  • Toothpaste boxes that show a huge swirl of toothpaste overflowing the brush. Since I use an electric toothbrush with a tiny head, only a dab will do it. I presume it’s meant as a subliminal message to kids to put a big hunk of toothpaste on their brush so the parent has to buy toothpaste more often.
  • Fake news political ads. “Fake news” is in the eye of the beholder, but with each campaign season I see ads that portray a candidate or cause with misleading innuendos.
  • How does one know which news source to trust?

As I reflected on these examples, I realized that I had slipped into judgmentalism based on my own biases. So I tried arguing the other side:

  • Dog treats – Hey, it’s just a treat. Don’t I treat myself with ice-cream, candy bars, etc. Just be mindful that it’s a choice. Buying stuff won’t bring lasting happiness, love, and satisfaction. Those are inside jobs.
  • Toothpaste – Should I fault companies for trying to sell more of their product? After all, I have free will and don’t have to use that much.
  • Fake news – I can educate myself about news sources. I don’t have to be a blind consumer. Even if I like my news source I should be aware of how it leans so I’m not gullible to propaganda.  See Strategy #2 below for resources.

1. Take all hype with a grain of salt.
Train yourself to be Ad-Resistant. Question all ads.
2. Check it out with a reliable, neutral source.
See All Sides for a chart of how various news sources lean. For youth, visit Democracy and Me for good basic civics lessons
3. Time is usually your friend. Wait to see if the urge passes.
4. Assess purchases against the Need/Want principle. Treats are OK in moderation
5. Fast from one form of media ads for a week (TV, radio, FB, Instagram, magazines…)
6. OR for the hard core Ad Averse, consider big questions like –

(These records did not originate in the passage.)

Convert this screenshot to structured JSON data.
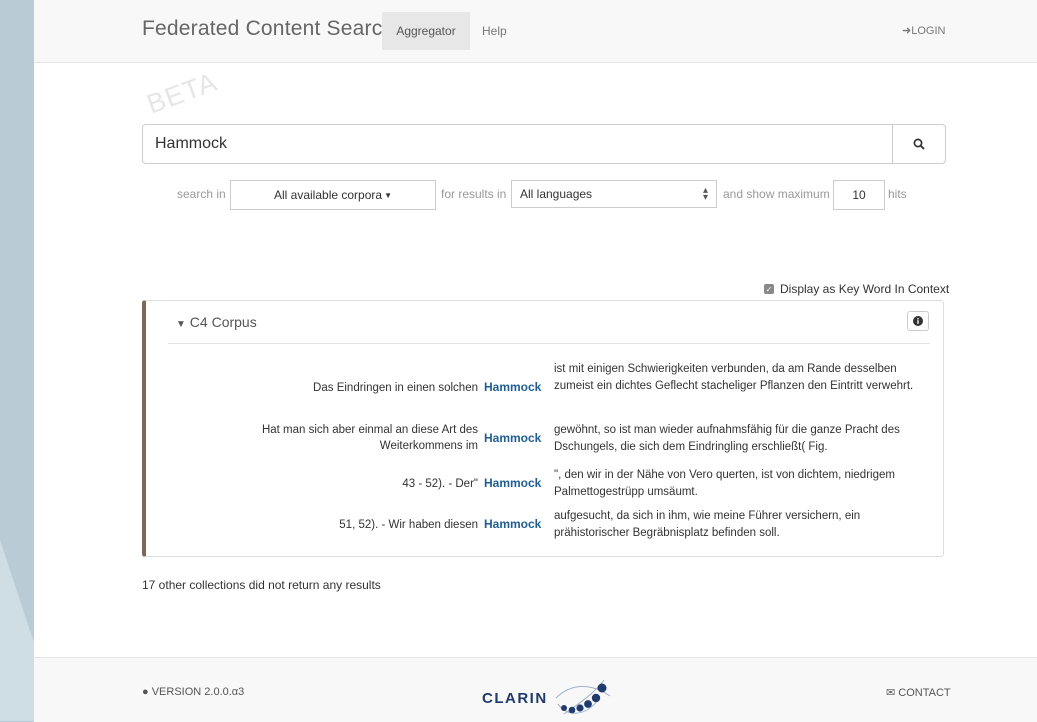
{
  "navbar": {
    "brand": "Federated Content Search",
    "tabs": [
      {
        "label": "Aggregator"
      },
      {
        "label": "Help"
      }
    ],
    "login": "LOGIN"
  },
  "beta": "BETA",
  "search": {
    "value": "Hammock"
  },
  "options": {
    "search_in_label": "search in",
    "corpora_value": "All available corpora",
    "results_in_label": "for results in",
    "language_value": "All languages",
    "show_max_label": "and show maximum",
    "max_hits": "10",
    "hits_label": "hits"
  },
  "kwic_toggle": {
    "label": "Display as Key Word In Context",
    "checked": true
  },
  "panel": {
    "title": "C4 Corpus",
    "results": [
      {
        "left": "Das Eindringen in einen solchen",
        "keyword": "Hammock",
        "right": "ist mit einigen Schwierigkeiten verbunden, da am Rande desselben zumeist ein dichtes Geflecht stacheliger Pflanzen den Eintritt verwehrt."
      },
      {
        "left": "Hat man sich aber einmal an diese Art des Weiterkommens im",
        "keyword": "Hammock",
        "right": "gewöhnt, so ist man wieder aufnahmsfähig für die ganze Pracht des Dschungels, die sich dem Eindringling erschließt( Fig."
      },
      {
        "left": "43 - 52). - Der\"",
        "keyword": "Hammock",
        "right": "\", den wir in der Nähe von Vero querten, ist von dichtem, niedrigem Palmettogestrüpp umsäumt."
      },
      {
        "left": "51, 52). - Wir haben diesen",
        "keyword": "Hammock",
        "right": "aufgesucht, da sich in ihm, wie meine Führer versichern, ein prähistorischer Begräbnisplatz befinden soll."
      }
    ]
  },
  "no_results_text": "17 other collections did not return any results",
  "footer": {
    "version": "VERSION 2.0.0.α3",
    "logo": "CLARIN",
    "contact": "CONTACT"
  }
}
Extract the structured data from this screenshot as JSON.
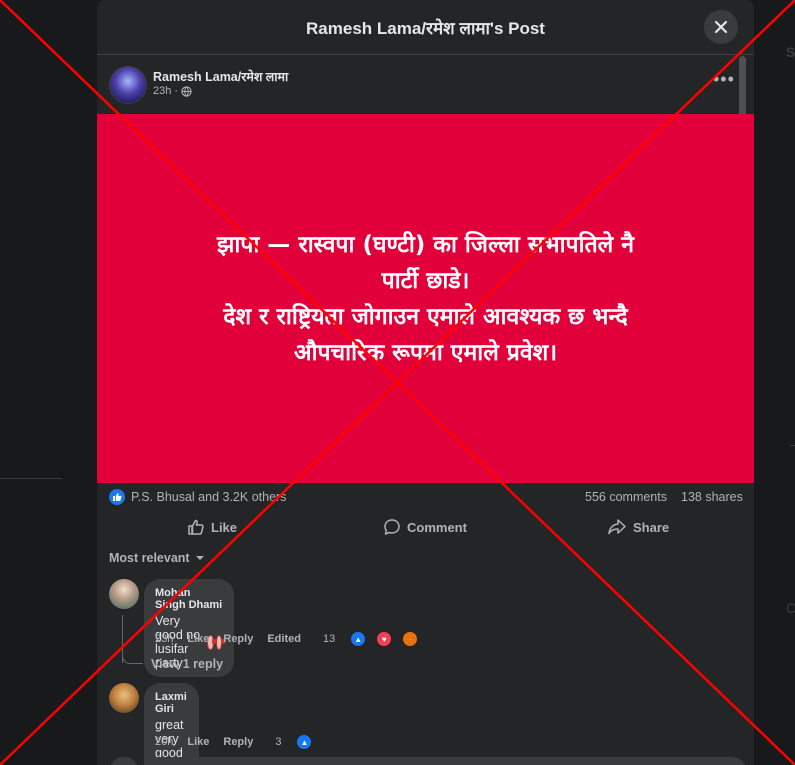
{
  "modal": {
    "title": "Ramesh Lama/रमेश लामा's Post"
  },
  "post": {
    "author": "Ramesh Lama/रमेश लामा",
    "time": "23h",
    "image_text": "झापा — रास्वपा (घण्टी) का जिल्ला सभापतिले नै\nपार्टी छाडे।\nदेश र राष्ट्रियता जोगाउन एमाले आवश्यक छ भन्दै\nऔपचारिक रूपमा एमाले प्रवेश।",
    "image_bg": "#e2003a"
  },
  "stats": {
    "reactors": "P.S. Bhusal and 3.2K others",
    "comments": "556 comments",
    "shares": "138 shares"
  },
  "actions": {
    "like": "Like",
    "comment": "Comment",
    "share": "Share"
  },
  "sort_label": "Most relevant",
  "comments": [
    {
      "name": "Mohan Singh Dhami",
      "text": "Very good no lusifar party",
      "time": "23h",
      "like": "Like",
      "reply": "Reply",
      "edited": "Edited",
      "reactions": "13",
      "view_replies": "View 1 reply"
    },
    {
      "name": "Laxmi Giri",
      "text": "great very good news",
      "time": "20h",
      "like": "Like",
      "reply": "Reply",
      "reactions": "3"
    }
  ],
  "colors": {
    "like_blue": "#1877f2",
    "overlay_red": "#ff0000"
  }
}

• How would a homeless person view this purchase?
• Would I still buy this if I knew I was going to die tomorrow or next month?
• Can I use the money for something better or donate it to person in need?